— WORK TO BE COMPLETED —
Your copy should match the records exactly, apart from the pictures, which stay out.
── TASK INPUT ──
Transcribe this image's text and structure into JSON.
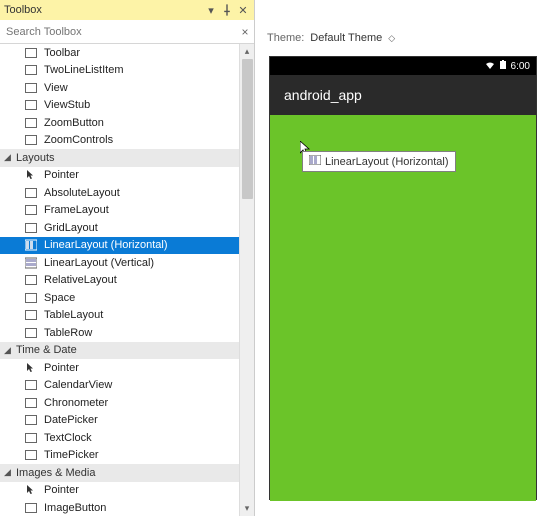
{
  "toolbox": {
    "title": "Toolbox",
    "search_placeholder": "Search Toolbox",
    "items_pre": [
      {
        "label": "Toolbar"
      },
      {
        "label": "TwoLineListItem"
      },
      {
        "label": "View"
      },
      {
        "label": "ViewStub"
      },
      {
        "label": "ZoomButton"
      },
      {
        "label": "ZoomControls"
      }
    ],
    "cat_layouts": "Layouts",
    "layouts": [
      {
        "label": "Pointer",
        "icon": "pointer"
      },
      {
        "label": "AbsoluteLayout",
        "icon": "layout"
      },
      {
        "label": "FrameLayout",
        "icon": "layout"
      },
      {
        "label": "GridLayout",
        "icon": "layout"
      },
      {
        "label": "LinearLayout (Horizontal)",
        "icon": "hlayout",
        "selected": true
      },
      {
        "label": "LinearLayout (Vertical)",
        "icon": "vlayout"
      },
      {
        "label": "RelativeLayout",
        "icon": "layout"
      },
      {
        "label": "Space",
        "icon": "layout"
      },
      {
        "label": "TableLayout",
        "icon": "layout"
      },
      {
        "label": "TableRow",
        "icon": "layout"
      }
    ],
    "cat_time": "Time & Date",
    "time": [
      {
        "label": "Pointer",
        "icon": "pointer"
      },
      {
        "label": "CalendarView",
        "icon": "widget"
      },
      {
        "label": "Chronometer",
        "icon": "widget"
      },
      {
        "label": "DatePicker",
        "icon": "widget"
      },
      {
        "label": "TextClock",
        "icon": "widget"
      },
      {
        "label": "TimePicker",
        "icon": "widget"
      }
    ],
    "cat_images": "Images & Media",
    "images": [
      {
        "label": "Pointer",
        "icon": "pointer"
      },
      {
        "label": "ImageButton",
        "icon": "widget"
      }
    ]
  },
  "designer": {
    "theme_label": "Theme:",
    "theme_value": "Default Theme",
    "status_time": "6:00",
    "app_title": "android_app",
    "dragged_label": "LinearLayout (Horizontal)"
  }
}
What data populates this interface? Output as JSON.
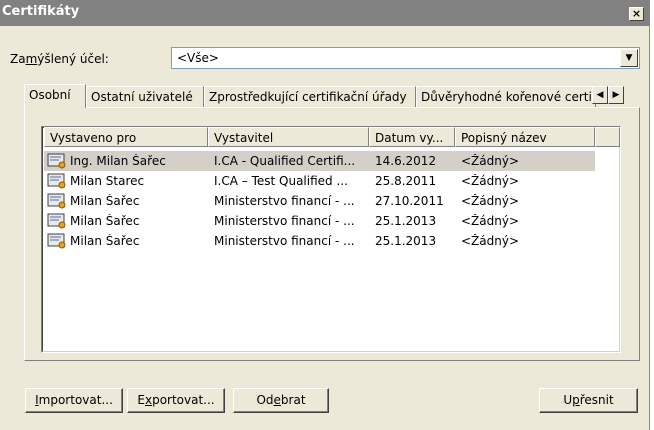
{
  "window": {
    "title": "Certifikáty",
    "close": "×"
  },
  "purpose": {
    "label_pre": "Za",
    "label_accel": "m",
    "label_post": "ýšlený účel:",
    "value": "<Vše>"
  },
  "tabs": [
    "Osobní",
    "Ostatní uživatelé",
    "Zprostředkující certifikační úřady",
    "Důvěryhodné kořenové certifikační úřady"
  ],
  "columns": [
    "Vystaveno pro",
    "Vystavitel",
    "Datum vy...",
    "Popisný název"
  ],
  "rows": [
    {
      "issued_to": "Ing. Milan Šařec",
      "issuer": "I.CA - Qualified Certifi...",
      "date": "14.6.2012",
      "friendly": "<Žádný>"
    },
    {
      "issued_to": "Milan Starec",
      "issuer": "I.CA – Test Qualified ...",
      "date": "25.8.2011",
      "friendly": "<Žádný>"
    },
    {
      "issued_to": "Milan Šařec",
      "issuer": "Ministerstvo financí - ...",
      "date": "27.10.2011",
      "friendly": "<Žádný>"
    },
    {
      "issued_to": "Milan Šařec",
      "issuer": "Ministerstvo financí - ...",
      "date": "25.1.2013",
      "friendly": "<Žádný>"
    },
    {
      "issued_to": "Milan Šařec",
      "issuer": "Ministerstvo financí - ...",
      "date": "25.1.2013",
      "friendly": "<Žádný>"
    }
  ],
  "buttons": {
    "import": {
      "accel": "I",
      "rest": "mportovat..."
    },
    "export": {
      "pre": "E",
      "accel": "x",
      "rest": "portovat..."
    },
    "remove": {
      "pre": "Od",
      "accel": "e",
      "rest": "brat"
    },
    "advanced": {
      "pre": "U",
      "accel": "p",
      "rest": "řesnit"
    }
  },
  "icons": {
    "close": "close-icon",
    "dropdown": "chevron-down-icon",
    "tab_left": "chevron-left-icon",
    "tab_right": "chevron-right-icon",
    "certificate": "certificate-icon"
  }
}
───
— TASK ANSWER —
Transcribe this image's text and structure into JSON.
{
  "toolbox": {
    "title": "Toolbox",
    "search_placeholder": "Search Toolbox",
    "items_pre": [
      {
        "label": "Toolbar"
      },
      {
        "label": "TwoLineListItem"
      },
      {
        "label": "View"
      },
      {
        "label": "ViewStub"
      },
      {
        "label": "ZoomButton"
      },
      {
        "label": "ZoomControls"
      }
    ],
    "cat_layouts": "Layouts",
    "layouts": [
      {
        "label": "Pointer",
        "icon": "pointer"
      },
      {
        "label": "AbsoluteLayout",
        "icon": "layout"
      },
      {
        "label": "FrameLayout",
        "icon": "layout"
      },
      {
        "label": "GridLayout",
        "icon": "layout"
      },
      {
        "label": "LinearLayout (Horizontal)",
        "icon": "hlayout",
        "selected": true
      },
      {
        "label": "LinearLayout (Vertical)",
        "icon": "vlayout"
      },
      {
        "label": "RelativeLayout",
        "icon": "layout"
      },
      {
        "label": "Space",
        "icon": "layout"
      },
      {
        "label": "TableLayout",
        "icon": "layout"
      },
      {
        "label": "TableRow",
        "icon": "layout"
      }
    ],
    "cat_time": "Time & Date",
    "time": [
      {
        "label": "Pointer",
        "icon": "pointer"
      },
      {
        "label": "CalendarView",
        "icon": "widget"
      },
      {
        "label": "Chronometer",
        "icon": "widget"
      },
      {
        "label": "DatePicker",
        "icon": "widget"
      },
      {
        "label": "TextClock",
        "icon": "widget"
      },
      {
        "label": "TimePicker",
        "icon": "widget"
      }
    ],
    "cat_images": "Images & Media",
    "images": [
      {
        "label": "Pointer",
        "icon": "pointer"
      },
      {
        "label": "ImageButton",
        "icon": "widget"
      }
    ]
  },
  "designer": {
    "theme_label": "Theme:",
    "theme_value": "Default Theme",
    "status_time": "6:00",
    "app_title": "android_app",
    "dragged_label": "LinearLayout (Horizontal)"
  }
}
What data populates this interface? Output as JSON.
{
  "window": {
    "title": "Certifikáty",
    "close": "×"
  },
  "purpose": {
    "label_pre": "Za",
    "label_accel": "m",
    "label_post": "ýšlený účel:",
    "value": "<Vše>"
  },
  "tabs": [
    "Osobní",
    "Ostatní uživatelé",
    "Zprostředkující certifikační úřady",
    "Důvěryhodné kořenové certifikační úřady"
  ],
  "columns": [
    "Vystaveno pro",
    "Vystavitel",
    "Datum vy...",
    "Popisný název"
  ],
  "rows": [
    {
      "issued_to": "Ing. Milan Šařec",
      "issuer": "I.CA - Qualified Certifi...",
      "date": "14.6.2012",
      "friendly": "<Žádný>"
    },
    {
      "issued_to": "Milan Starec",
      "issuer": "I.CA – Test Qualified ...",
      "date": "25.8.2011",
      "friendly": "<Žádný>"
    },
    {
      "issued_to": "Milan Šařec",
      "issuer": "Ministerstvo financí - ...",
      "date": "27.10.2011",
      "friendly": "<Žádný>"
    },
    {
      "issued_to": "Milan Šařec",
      "issuer": "Ministerstvo financí - ...",
      "date": "25.1.2013",
      "friendly": "<Žádný>"
    },
    {
      "issued_to": "Milan Šařec",
      "issuer": "Ministerstvo financí - ...",
      "date": "25.1.2013",
      "friendly": "<Žádný>"
    }
  ],
  "buttons": {
    "import": {
      "accel": "I",
      "rest": "mportovat..."
    },
    "export": {
      "pre": "E",
      "accel": "x",
      "rest": "portovat..."
    },
    "remove": {
      "pre": "Od",
      "accel": "e",
      "rest": "brat"
    },
    "advanced": {
      "pre": "U",
      "accel": "p",
      "rest": "řesnit"
    }
  },
  "icons": {
    "close": "close-icon",
    "dropdown": "chevron-down-icon",
    "tab_left": "chevron-left-icon",
    "tab_right": "chevron-right-icon",
    "certificate": "certificate-icon"
  }
}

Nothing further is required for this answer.